Updated: Thu, 15 Jul 2021 08:53 PM IST
New Delhi | Tarun Gupta: In the last year and a half, few spheres of life have been as drastically impacted as education. The Covid pandemic disrupted school and college life to render them almost unrecognisable from their earlier form. The severity and unpredictability of the virus has forced continued shutdowns and cancellation of conventional examinations.
The connoisseurs are despondent and rue this distance learning digital format. Ideal, it of course is not, yet under the circumstances, online education seems the most suitable substitute. The evolution of online techniques of teaching and evaluating remain a work in progress. There have been confabulations at various levels of our education ecosystem to devise a robust mechanism. The suggested responses allay some concerns, although raise few questions too, and still worse, it seems that chronic issues remain unaddressed.
The most important examination for an Indian school student has been the class 12th board. Without getting into the merits of excessive emphasis on this school passing out exam, it is the most universally accepted basis of admission to higher education courses. In the covid aftermath, 12th board exams for 2021 have been dispensed with, and for 2022 considerably tweaked. The scheme of marking has been changed to factor in internal assessment and past exams but the relevance of 12th result to open gates of graduate learning remains undiluted.
This leads us to the veritable problem of admission to graduate courses in India. It's a rather elementary case of demand supply mismatch. There is disproportionate pressure on select colleges and universities who simply do not have sufficient seats to accommodate the deluge of applications. The result is spike in cut offs. Every year there are reports of coveted colleges closing their admission lists at ridiculous levels of 98 per cent plus or thereabouts. To study say English honors from a leading Delhi university college, a 12th standard student may be required to score a 99 per cent not just in his English final exam but also in Mathematics, physics etc. if those are his subjects so as to make the cut. Coerced by system, the privileged lot travels overseas for graduation. The bane of brain drain commences from towards the end of school.

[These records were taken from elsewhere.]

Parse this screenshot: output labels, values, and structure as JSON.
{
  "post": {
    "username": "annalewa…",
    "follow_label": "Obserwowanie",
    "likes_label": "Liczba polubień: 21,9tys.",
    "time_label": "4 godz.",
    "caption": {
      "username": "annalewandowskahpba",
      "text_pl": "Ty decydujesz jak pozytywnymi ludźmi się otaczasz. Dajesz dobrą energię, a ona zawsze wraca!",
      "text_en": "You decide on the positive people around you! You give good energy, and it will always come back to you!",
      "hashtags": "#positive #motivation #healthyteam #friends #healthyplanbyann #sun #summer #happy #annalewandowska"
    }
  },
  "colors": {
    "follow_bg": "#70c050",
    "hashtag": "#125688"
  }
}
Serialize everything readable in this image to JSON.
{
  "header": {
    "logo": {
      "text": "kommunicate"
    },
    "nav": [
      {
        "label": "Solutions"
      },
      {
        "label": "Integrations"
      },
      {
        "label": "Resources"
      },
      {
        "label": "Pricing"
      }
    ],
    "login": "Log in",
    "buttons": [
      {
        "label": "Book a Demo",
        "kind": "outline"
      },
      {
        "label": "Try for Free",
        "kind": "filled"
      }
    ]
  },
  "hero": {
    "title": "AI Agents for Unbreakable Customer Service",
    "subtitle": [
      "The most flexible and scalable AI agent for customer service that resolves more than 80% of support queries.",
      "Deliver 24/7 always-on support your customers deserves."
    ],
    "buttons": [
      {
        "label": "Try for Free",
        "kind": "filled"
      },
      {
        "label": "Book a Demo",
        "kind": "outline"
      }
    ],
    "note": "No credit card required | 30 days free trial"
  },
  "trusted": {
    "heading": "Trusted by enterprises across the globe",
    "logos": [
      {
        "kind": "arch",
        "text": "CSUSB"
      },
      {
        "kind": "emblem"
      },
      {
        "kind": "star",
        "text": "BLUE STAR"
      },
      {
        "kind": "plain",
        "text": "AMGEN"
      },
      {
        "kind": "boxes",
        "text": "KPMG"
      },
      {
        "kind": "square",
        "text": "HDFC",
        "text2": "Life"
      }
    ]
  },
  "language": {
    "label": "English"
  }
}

What we need are more quality institutes of higher education where even mediocre students with average passing marks have an option to study. The present scenario where our higher education admits one and denies one hundred cannot satiate the aspirations of our students. We need more colleges and we need them in tier 2, tier 3 cities to mitigate the current status where there is exodus from the entire country into select metros. This is also where digital distance learning can be ameliorative. Despite issues of connectivity and efficacy, online education has the potential to be transformational.
Indian school system operates with multiple boards. There are individual state boards in every state and one pan nation central board CBSE. Students passing out of different boards tested on divergent metrics of curriculum and examination and evaluated by varied marking yardstick, compete for seats in same courses. Some state boards apply a far more stringent assessment criteria where even top students struggle to secure say beyond 90 per cent as against CBSE where it is no longer surprising to see toppers achieve a perfect 100 per cent result. A percentile system at individual board will provide a level playing field. It tells the percentage of students who have fared worse so you know the relative standing of every student. Under this system, quite aptly, an 80 per cent in a strict state board might be valued more than a 90 per cent in the more liberal CBSE. It's widely used in most developed countries and factors in variances on account of syllabus, difficulty level, marking criteria etc. Unfortunately the much needed standardization or equalization is yet to be tried out in India.
In the absence of conventional board exams due to the pandemic, CBSE has formulated new ideas for assessing students. The proposed internal assessment and past exam performance as the basis of deciding 12th board result do not seem fair and equitable. Students often work harder and fare better in their 12th boards as against any past test. Individual school biases are likely to pervade and besmirch internal assessments.
CBSE is offering to change the format of question papers and dilute the syllabus. Examinations are designed to test a student's knowledge and understanding and assess his expression. The proposed new scheme with an abundance of multiple-choice questions will certainly not test articulation skills. An agonizing reality is that most reputed foreign universities do not hold CBSE in high esteem. Easing of curriculum will further erode its reputation.
We may concede that 2021 was an aberration but shouldn't our system be better equipped to conduct 12th board examinations in 2022? Even if physical exams are derailed by the pandemic, the possibility of an online assessment might serve better than the suggested arrangement. Around 12 lac students write the CBSE 12th board each year and even if we assume 50 per cent of those require hardware support for online education and assessment, at Rs 10000 per student the outflow will be around 500-600 crores. It will be money well spent by the state. The question papers will have to set creatively for it will be akin to an open book exam. To restrain unfair practices, there are plagiarism software and other monitoring tools again quite routinely in practice in overseas exams.
The fundamental idea behind radical proposals was to ensure a stress free environment for students. Lets be mindful that the biggest source of anxiety is uncertainty. Those clouds are yet not dispelled as their remains ambiguity over every nuance of the academic year. If we do not act swiftly and effectively, learning outcomes are sure to be compromised. In our zeal to simplify, are we missing the wood for the trees?
(The article is an opinion piece by Tarun Gupta. The views expressed in the article are of the author and Jagran English does not take the responsibility of the views expressed here)